Can my employer dock my pay for using the company van?

Get Legal Help Today

 Secured with SHA-256 Encryption

Can my employer dock my pay for using the company van?

My previous employer would dock my pay for using their company van. The first hour after leaving my house in the morning I was not paid and the hour before I got home I wouldn’t be paid. I worked out of town a lot so those weeks weren’t a big deal but on the week’s I worked local I would have to work 50

hours to get a 40 hour pay check, is that legal? Worked there 3 years until recently.

Asked on June 20, 2017 under Employment Labor Law, Tennessee

Answers:

SJZ, Member, New York Bar / FreeAdvice Contributing Attorney

Answered 3 years ago | Contributor

No, you cannot have your pay docked in this way if you are hourly: if an hourly employee is working, he or she must be paid for all work time--that is the law (e.g. the Fair Labor Standards Act or FLSA). If you are not being paid for all time that you are working (but note: you do *not* have to be paid for your commute to or from work--that is not considered work time), you could file a wage and hour complaint with the department of labor for the unpaid wages.
There are things your employer *can* do if you are using their van: 1) they can bar you from using the van--they can prohibit this; 2) if you are using the van for *any* non-work time, including getting to/from work, they could charge you a rental fee. There is no inherent right to use a company vehicle.


IMPORTANT NOTICE: The Answer(s) provided above are for general information only. The attorney providing the answer was not serving as the attorney for the person submitting the question or in any attorney-client relationship with such person. Laws may vary from state to state, and sometimes change. Tiny variations in the facts, or a fact not set forth in a question, often can change a legal outcome or an attorney's conclusion. Although AttorneyPages.com has verified the attorney was admitted to practice law in at least one jurisdiction, he or she may not be authorized to practice law in the jurisdiction referred to in the question, nor is he or she necessarily experienced in the area of the law involved. Unlike the information in the Answer(s) above, upon which you should NOT rely, for personal advice you can rely upon we suggest you retain an attorney to represent you.

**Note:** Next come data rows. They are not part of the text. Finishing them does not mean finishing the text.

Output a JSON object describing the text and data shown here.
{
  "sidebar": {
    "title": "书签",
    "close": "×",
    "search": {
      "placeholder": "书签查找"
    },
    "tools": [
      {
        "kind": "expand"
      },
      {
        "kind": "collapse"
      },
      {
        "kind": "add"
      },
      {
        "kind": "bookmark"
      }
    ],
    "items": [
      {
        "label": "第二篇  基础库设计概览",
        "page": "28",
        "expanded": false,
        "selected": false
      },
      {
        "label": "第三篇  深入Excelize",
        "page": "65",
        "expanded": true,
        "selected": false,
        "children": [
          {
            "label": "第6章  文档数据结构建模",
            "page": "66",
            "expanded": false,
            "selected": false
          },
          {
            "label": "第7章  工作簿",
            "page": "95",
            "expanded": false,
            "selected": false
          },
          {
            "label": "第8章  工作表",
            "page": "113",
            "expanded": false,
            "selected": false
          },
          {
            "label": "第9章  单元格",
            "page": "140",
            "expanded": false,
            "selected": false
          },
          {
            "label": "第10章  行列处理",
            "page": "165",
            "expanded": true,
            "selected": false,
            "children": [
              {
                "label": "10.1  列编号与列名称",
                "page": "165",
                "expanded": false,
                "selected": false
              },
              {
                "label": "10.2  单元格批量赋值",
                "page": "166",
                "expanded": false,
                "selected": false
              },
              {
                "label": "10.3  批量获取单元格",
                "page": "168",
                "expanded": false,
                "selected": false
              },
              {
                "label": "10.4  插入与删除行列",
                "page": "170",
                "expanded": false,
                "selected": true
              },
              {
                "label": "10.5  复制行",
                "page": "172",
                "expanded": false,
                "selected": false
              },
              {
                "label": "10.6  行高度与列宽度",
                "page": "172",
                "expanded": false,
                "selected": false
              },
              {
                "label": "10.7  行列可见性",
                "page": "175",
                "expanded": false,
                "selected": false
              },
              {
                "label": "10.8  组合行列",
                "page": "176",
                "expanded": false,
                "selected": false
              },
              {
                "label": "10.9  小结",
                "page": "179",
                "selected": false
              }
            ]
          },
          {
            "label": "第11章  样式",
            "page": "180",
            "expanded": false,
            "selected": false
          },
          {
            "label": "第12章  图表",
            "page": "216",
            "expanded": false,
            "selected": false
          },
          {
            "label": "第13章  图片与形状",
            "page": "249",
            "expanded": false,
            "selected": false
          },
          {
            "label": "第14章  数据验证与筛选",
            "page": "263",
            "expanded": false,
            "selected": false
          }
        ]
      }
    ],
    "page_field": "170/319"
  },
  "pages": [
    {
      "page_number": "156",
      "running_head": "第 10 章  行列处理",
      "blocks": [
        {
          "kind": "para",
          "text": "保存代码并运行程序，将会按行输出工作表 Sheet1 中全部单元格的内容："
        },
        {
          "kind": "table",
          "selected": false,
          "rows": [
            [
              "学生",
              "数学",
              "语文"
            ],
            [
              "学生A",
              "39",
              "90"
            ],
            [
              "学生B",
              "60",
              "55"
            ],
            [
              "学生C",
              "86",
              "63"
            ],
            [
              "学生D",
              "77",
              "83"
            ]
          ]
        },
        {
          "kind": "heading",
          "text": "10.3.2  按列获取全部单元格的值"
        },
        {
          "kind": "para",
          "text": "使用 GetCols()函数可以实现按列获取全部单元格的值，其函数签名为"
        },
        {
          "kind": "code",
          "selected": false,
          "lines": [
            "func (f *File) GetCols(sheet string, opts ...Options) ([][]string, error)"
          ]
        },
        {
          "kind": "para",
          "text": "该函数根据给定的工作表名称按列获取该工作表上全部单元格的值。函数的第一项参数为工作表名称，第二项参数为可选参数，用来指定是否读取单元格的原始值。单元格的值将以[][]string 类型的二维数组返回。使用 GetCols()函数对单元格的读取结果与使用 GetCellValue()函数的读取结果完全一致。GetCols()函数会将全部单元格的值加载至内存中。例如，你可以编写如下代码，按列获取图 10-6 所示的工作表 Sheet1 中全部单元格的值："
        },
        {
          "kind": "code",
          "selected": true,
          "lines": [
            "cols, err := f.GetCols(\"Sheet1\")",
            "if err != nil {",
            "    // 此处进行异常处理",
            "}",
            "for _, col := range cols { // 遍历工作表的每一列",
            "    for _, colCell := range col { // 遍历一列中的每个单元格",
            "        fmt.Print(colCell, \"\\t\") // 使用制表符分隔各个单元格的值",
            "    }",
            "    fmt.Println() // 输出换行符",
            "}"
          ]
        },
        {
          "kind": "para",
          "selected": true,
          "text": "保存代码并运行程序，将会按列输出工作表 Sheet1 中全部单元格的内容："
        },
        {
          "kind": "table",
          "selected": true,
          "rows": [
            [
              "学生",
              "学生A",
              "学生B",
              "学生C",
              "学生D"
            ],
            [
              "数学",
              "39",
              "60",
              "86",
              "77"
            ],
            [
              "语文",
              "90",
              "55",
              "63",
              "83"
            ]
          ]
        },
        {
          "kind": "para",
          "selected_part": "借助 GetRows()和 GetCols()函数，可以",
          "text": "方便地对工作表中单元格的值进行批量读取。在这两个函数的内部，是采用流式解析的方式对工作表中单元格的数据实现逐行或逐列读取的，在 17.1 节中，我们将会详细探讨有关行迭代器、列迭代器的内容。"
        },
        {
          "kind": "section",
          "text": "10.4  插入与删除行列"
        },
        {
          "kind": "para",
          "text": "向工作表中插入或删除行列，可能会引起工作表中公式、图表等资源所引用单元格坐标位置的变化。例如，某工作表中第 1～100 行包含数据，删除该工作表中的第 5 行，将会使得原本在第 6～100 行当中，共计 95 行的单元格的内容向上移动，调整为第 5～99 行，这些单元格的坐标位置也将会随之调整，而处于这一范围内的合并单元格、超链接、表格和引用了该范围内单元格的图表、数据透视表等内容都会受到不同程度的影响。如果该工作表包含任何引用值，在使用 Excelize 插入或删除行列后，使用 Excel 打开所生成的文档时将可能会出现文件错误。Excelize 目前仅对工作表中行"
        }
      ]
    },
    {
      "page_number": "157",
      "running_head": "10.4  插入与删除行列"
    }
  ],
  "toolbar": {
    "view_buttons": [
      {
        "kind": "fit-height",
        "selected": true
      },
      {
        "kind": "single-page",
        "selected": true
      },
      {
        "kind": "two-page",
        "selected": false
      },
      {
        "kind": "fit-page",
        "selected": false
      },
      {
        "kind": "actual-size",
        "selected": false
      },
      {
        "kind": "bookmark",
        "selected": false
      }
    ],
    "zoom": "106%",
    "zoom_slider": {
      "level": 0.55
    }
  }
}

Get Legal Help Today

Find the right lawyer for your legal issue.

 Secured with SHA-256 Encryption